My first major project for the year was a queen-sized bed quilt in blue and yellow, for the farmhouse bedroom. I love the cheerful combination of blue, white, and yellow, and have always wanted a bedroom in those colors. The upstairs of the farmhouse is perfect for this vision.
In February, I made a couple of small seasonal quilts to decorate my empty walls.
And I finished my king-sized bed quilt.
In June, I finished a group-quilt for a wedding present.
In the Fiber Arts Studio
This past month, I’ve been playing with color—I made a color wheel quilt and then made a scrappy modern quilt with small slices of leftover fabric.
I still have lots of bigger pieces of these colors because the color wheel took only a wedge of a 5” square out of a fat quarter. I did the quilting on my longarm even though they are just small quilts.

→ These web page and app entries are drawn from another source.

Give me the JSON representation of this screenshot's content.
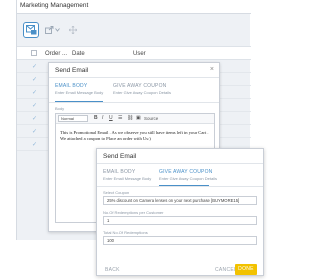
{
  "background": {
    "title": "Marketing Management",
    "table": {
      "columns": [
        "Order ...",
        "Date",
        "User"
      ]
    },
    "row_count": 7
  },
  "dialog1": {
    "title": "Send Email",
    "close": "×",
    "tabs": [
      {
        "label": "EMAIL BODY",
        "sub": "Enter Email Message Body",
        "active": true
      },
      {
        "label": "GIVE AWAY COUPON",
        "sub": "Enter Give Away Coupon Details",
        "active": false
      }
    ],
    "body_label": "Body",
    "editor": {
      "font": "Normal",
      "bold": "B",
      "italic": "I",
      "underline": "U",
      "source": "Source",
      "content": "This is Promotional Email . As we observe you still have items left in your  Cart . We attached a coupon to Place an order with Us:)"
    }
  },
  "dialog2": {
    "title": "Send Email",
    "tabs": [
      {
        "label": "EMAIL BODY",
        "sub": "Enter Email Message Body",
        "active": false
      },
      {
        "label": "GIVE AWAY COUPON",
        "sub": "Enter Give Away Coupon Details",
        "active": true
      }
    ],
    "fields": [
      {
        "label": "Select Coupon",
        "value": "25% discount on Camera lenses on your next purchase [BUYMORE15]"
      },
      {
        "label": "No.Of Redemptions per Customer",
        "value": "1"
      },
      {
        "label": "Total No.Of Redemptions",
        "value": "100"
      }
    ],
    "back": "BACK",
    "cancel": "CANCEL",
    "done": "DONE"
  },
  "colors": {
    "accent": "#4a90c8",
    "done": "#f2c200"
  }
}
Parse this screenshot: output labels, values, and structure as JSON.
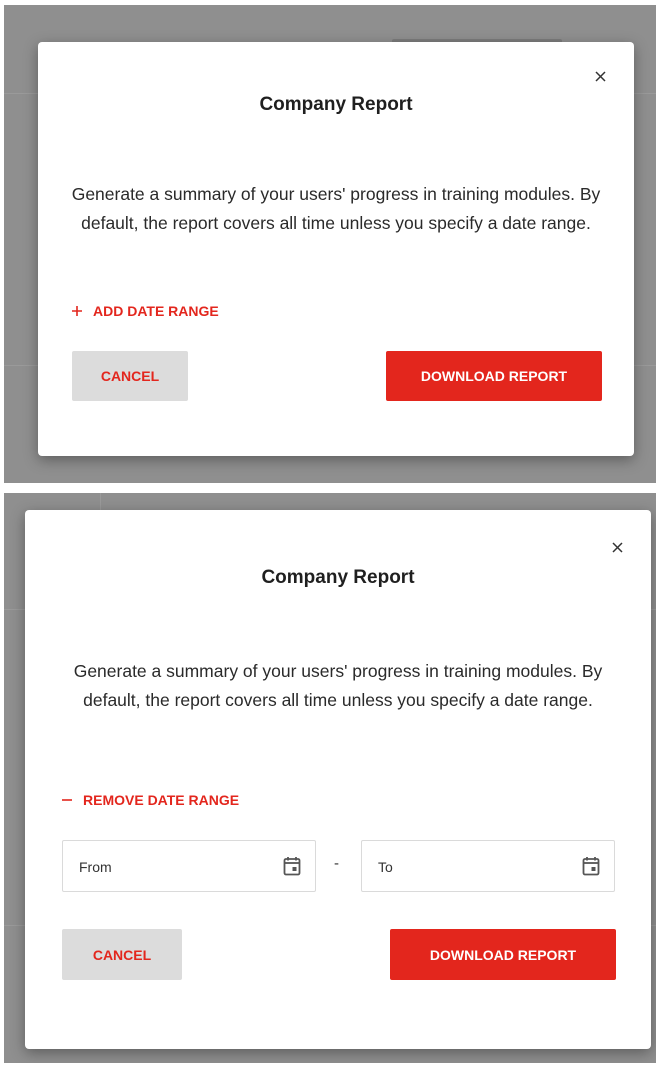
{
  "colors": {
    "accent": "#e3261d",
    "overlay": "#8f8f8f",
    "cancel_bg": "#dcdcdc"
  },
  "state_collapsed": {
    "title": "Company Report",
    "description": "Generate a summary of your users' progress in training modules. By default, the report covers all time unless you specify a date range.",
    "toggle_icon": "plus-icon",
    "toggle_label": "ADD DATE RANGE",
    "cancel_label": "CANCEL",
    "download_label": "DOWNLOAD REPORT",
    "close_icon": "close-icon"
  },
  "state_expanded": {
    "title": "Company Report",
    "description": "Generate a summary of your users' progress in training modules. By default, the report covers all time unless you specify a date range.",
    "toggle_icon": "minus-icon",
    "toggle_label": "REMOVE DATE RANGE",
    "from_placeholder": "From",
    "range_separator": "-",
    "to_placeholder": "To",
    "calendar_icon": "calendar-icon",
    "cancel_label": "CANCEL",
    "download_label": "DOWNLOAD REPORT",
    "close_icon": "close-icon"
  }
}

I’ve been making some practice pieces from Jean Wells’ book, Intuitive Color & Design, and made the small blocks into these “off the wall” quilts. Miles made some plain wooden frames out of 1 x 4 inch lumber and I covered them first with batting and then with my little quilts. It took a bit of problem solving to work out the engineering, but I’m happy with how they turned out. I also did some hand embellishment and hand-stitched the backing. I quilted these on my Bernina, then sewed the sides and back with my serger, which made the corners easy to turn and I like the finished edges, even though they’re on the inside where no one will see them.
My large summer project is a king-size bed quilt that will go on my bed. I’ve made two other bed quilts this year, so decided I was ready to tackle this challenge. What’s different about this one is that it is made entirely of 2 ½ and 4 ½ inch half-square triangles. I’m making it from a kit, since it requires 9 different black print and 9 different tan print fabrics, and they all need to coordinate. If someone had asked me my favorite colors, black and tan would not have been my answer, but I have discovered that for my living space I like the neutrality of the tans and the sharpness of the blacks.
I also worked on some hand-dyed projects that I started almost a year ago, when I was dyeing some onesies for grandson Lincoln. I was experimenting with resists, including glue and crayons, and made a couple of turtle prints.
I decided the larger piece had too much white remaining so I applied more Elmer’s gel glue to the main design, then tie-dyed it again, with turquoise and navy, with a little yellow. Haven’t finished it yet; I’m thinking it might need some metallic thread for the quilting.
For the studio, I got some great looking shelves hung over my desk; the brackets are pipes, and the shelves are weathered wood, so they have sort of a “steam punk” look. The room has an eclectic, whimsical personality, with my steam punk shelves, different colored walls, and tree mural (painted by my daughter in law, Kate). It’s a different space from the rest of the house, unconventional – a room for creativity.
After a 30-year career in academic education and scientific research, it's time to explore my more artistic side.